From this moment you should not go on fighting battles that have been lost. ... Do what nature requires, that is to have a fallow period. Just let the field of your emotions stay barren, let new seeds germinate, until May, or next year, or until 1954; that is what happens in nature. Have different activities, think of something else. Don't read The New York Times from cover to cover every day.

Then when you come back to the scene, you will come back fresh. And you should think of the problems that exist then, and not of the problems that existed a year before. Say, "These are new problems. I am going to attack the new problems in a creative way."

This gets us to the point of how you should act now. The people who come in will have a responsibility which they haven't had for twenty years. Actually the problems will remain the same. They are very difficult problems, in some cases just about insoluble. The new people will find this out, and the chances are that they are not going to be able to find miraculous solutions any more than we have done. But now they will have the responsibility. They will have fresh minds and a fresh approach, and it is possible that they will be able to think of some things that we haven't thought of and to do some things that we haven't done. If so, that is all to the good. And we should give them a chance to do their best.

One thing that we shouldn't do is reduce their chances of getting somewhere. We probably could if we tried. Because the new people won't understand the great complexities and the ramifications of the things they have to deal with. But that's all right, because they will soon, and we should try to help them as much as we can. Whatever we may have thought of some of the men who will come into the new administration when they have been so critical of us, there's no sense in continuing to voice these past opinions of the new men.
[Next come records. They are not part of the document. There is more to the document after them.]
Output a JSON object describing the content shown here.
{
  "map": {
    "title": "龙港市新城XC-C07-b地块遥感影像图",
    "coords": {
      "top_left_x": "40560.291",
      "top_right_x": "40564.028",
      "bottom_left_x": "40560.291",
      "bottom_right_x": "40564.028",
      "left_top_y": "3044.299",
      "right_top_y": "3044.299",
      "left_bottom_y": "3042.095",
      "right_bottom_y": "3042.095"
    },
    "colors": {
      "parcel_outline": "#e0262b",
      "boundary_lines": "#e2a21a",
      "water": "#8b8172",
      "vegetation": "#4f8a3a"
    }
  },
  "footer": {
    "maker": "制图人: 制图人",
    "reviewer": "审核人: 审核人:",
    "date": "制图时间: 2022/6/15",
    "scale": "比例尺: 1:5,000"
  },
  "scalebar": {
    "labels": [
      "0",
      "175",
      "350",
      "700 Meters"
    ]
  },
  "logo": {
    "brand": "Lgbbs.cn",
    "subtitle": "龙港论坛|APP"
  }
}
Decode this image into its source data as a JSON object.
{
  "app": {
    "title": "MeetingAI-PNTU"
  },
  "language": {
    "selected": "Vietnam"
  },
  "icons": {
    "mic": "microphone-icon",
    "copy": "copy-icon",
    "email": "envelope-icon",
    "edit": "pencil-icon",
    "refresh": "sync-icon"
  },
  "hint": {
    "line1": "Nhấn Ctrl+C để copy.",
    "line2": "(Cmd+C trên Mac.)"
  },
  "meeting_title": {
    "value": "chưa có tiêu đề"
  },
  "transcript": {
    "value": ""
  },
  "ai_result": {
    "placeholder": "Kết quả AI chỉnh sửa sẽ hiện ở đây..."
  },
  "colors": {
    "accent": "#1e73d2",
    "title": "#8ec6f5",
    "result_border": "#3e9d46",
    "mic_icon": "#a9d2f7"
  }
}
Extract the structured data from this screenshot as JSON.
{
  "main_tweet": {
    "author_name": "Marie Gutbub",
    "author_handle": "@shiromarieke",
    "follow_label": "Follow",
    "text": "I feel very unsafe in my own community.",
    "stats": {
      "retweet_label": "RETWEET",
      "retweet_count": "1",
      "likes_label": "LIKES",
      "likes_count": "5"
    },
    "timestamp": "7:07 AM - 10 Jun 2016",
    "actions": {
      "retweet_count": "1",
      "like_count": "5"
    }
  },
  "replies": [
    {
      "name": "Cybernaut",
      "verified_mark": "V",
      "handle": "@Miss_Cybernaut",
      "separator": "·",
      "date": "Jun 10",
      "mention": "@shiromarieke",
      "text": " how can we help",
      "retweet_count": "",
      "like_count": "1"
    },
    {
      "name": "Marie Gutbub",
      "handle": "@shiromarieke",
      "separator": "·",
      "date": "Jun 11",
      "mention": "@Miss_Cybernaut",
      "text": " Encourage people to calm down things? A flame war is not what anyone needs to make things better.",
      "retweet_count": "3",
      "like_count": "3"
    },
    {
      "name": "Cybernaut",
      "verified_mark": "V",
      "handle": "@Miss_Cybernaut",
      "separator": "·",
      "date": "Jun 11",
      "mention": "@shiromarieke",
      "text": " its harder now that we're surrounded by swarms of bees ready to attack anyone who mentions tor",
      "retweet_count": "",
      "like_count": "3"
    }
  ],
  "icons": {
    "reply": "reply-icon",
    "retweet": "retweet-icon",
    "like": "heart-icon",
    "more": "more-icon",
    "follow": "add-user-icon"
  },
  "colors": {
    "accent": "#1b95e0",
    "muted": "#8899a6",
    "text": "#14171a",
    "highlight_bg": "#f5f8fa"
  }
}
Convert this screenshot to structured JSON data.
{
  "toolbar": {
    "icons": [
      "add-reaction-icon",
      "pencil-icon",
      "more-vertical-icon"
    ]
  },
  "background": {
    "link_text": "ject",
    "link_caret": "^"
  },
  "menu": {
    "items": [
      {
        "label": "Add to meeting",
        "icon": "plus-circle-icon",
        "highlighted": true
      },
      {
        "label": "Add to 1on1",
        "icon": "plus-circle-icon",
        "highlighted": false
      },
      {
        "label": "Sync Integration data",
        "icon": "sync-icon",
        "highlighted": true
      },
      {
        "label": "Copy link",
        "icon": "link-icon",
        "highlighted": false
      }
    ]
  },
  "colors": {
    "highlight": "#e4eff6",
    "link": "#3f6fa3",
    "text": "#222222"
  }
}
We must give them a chance. Their purposes are the best interests of this country, just as ours are.

So that's the second thing to keep in mind: Don't undermine the whole foundation by hammering at mistakes the Administration will make from the beginning and by discrediting the new Administration as rapidly as its problems arise. This is not only tempting, but extremely easy. Quite a few of us know enough to make life intolerable for the new Administration. We should not by our actions make it impossible or more difficult for them to accomplish what all of us have been trying to accomplish over the last seven years.

Above all, we shouldn't organize ourselves into factions that are anti-this or anti-that. We shouldn't form anti-Dulles clubs, if he is the next Secretary of State, or anti-anybody clubs. That doesn't get you anywhere.

After things have settled down a bit and the new people have taken over and are doing what they can, we will have ideas about how to solve some of the difficult questions that will come up. We will have a chance to be constructive by throwing out those ideas. If they are wise ideas, they will be picked up and will be helpful. We probably won't be able ever to put our ideas into operation ourselves. But if we can think of them, and advocate them, the new people in the Democratic Party, people whom we don't even know yet because they haven't appeared, will have something to go on. There is no sense in having our ideas simply ideas of how badly the Republicans are doing things. What we need to have and what the country will need to have are ideas that are constructive and helpful in solving new problems that it will face.

Nowhere does he say anything about "patriotic," or "American" values. He doesn't have to. It's all over the speech.